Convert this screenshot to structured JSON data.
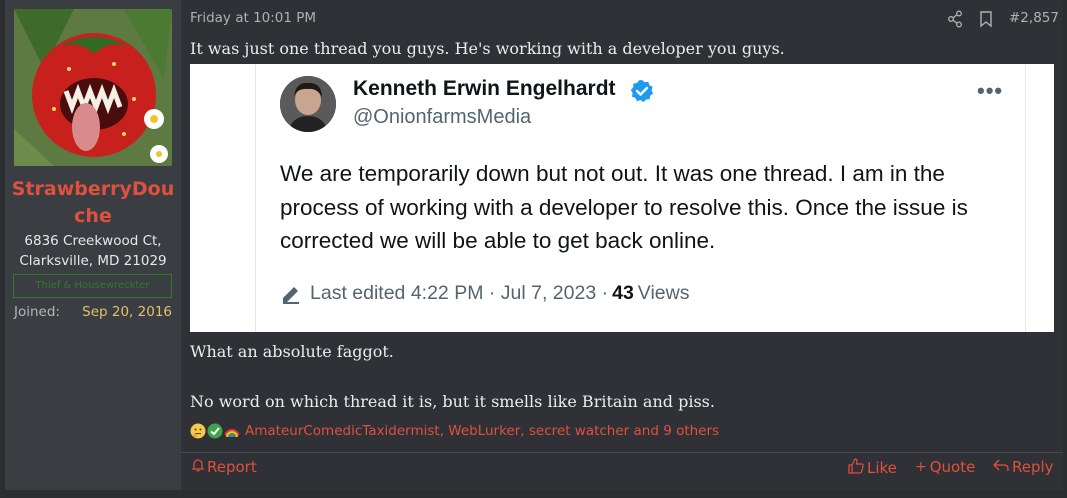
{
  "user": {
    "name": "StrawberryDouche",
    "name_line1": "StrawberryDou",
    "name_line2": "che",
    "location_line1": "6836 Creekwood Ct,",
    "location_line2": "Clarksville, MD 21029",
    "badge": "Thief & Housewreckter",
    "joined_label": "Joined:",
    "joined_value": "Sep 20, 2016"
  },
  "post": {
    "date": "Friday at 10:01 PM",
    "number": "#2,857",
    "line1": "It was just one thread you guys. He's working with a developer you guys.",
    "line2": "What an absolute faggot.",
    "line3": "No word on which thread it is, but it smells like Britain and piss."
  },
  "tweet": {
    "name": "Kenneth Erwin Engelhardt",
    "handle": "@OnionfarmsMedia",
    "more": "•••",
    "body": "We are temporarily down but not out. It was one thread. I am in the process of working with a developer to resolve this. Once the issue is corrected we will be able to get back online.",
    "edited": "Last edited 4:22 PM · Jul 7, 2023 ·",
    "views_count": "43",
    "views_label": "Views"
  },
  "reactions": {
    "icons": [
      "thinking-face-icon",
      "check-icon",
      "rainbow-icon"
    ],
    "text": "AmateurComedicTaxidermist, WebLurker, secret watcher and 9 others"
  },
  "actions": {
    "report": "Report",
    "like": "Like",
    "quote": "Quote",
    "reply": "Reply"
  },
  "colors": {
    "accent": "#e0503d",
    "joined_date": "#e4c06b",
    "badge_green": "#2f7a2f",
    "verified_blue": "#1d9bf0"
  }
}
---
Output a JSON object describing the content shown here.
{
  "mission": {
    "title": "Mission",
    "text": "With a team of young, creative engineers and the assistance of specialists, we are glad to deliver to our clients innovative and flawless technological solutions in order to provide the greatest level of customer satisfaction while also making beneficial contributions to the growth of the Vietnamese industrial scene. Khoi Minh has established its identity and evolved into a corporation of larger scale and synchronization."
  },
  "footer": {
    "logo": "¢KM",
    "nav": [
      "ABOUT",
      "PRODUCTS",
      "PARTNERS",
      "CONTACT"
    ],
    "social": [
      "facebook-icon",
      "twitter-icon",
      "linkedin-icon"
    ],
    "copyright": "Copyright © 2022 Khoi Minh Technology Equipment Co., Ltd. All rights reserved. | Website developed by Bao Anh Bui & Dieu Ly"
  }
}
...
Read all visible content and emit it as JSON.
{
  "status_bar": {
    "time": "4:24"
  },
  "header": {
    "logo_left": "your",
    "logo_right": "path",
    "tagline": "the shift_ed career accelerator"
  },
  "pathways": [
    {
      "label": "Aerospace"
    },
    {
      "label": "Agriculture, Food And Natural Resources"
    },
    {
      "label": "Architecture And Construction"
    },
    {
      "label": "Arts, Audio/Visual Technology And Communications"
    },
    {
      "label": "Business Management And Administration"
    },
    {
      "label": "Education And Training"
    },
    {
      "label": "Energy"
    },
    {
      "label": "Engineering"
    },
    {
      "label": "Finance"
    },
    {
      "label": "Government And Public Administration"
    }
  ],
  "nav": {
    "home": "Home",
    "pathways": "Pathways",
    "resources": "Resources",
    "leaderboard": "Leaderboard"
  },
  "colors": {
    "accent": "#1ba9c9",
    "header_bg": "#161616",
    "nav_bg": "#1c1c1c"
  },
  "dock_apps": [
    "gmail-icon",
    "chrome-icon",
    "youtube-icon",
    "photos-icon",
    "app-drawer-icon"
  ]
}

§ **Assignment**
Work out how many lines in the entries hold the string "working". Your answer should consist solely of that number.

§ **Result of this task**
2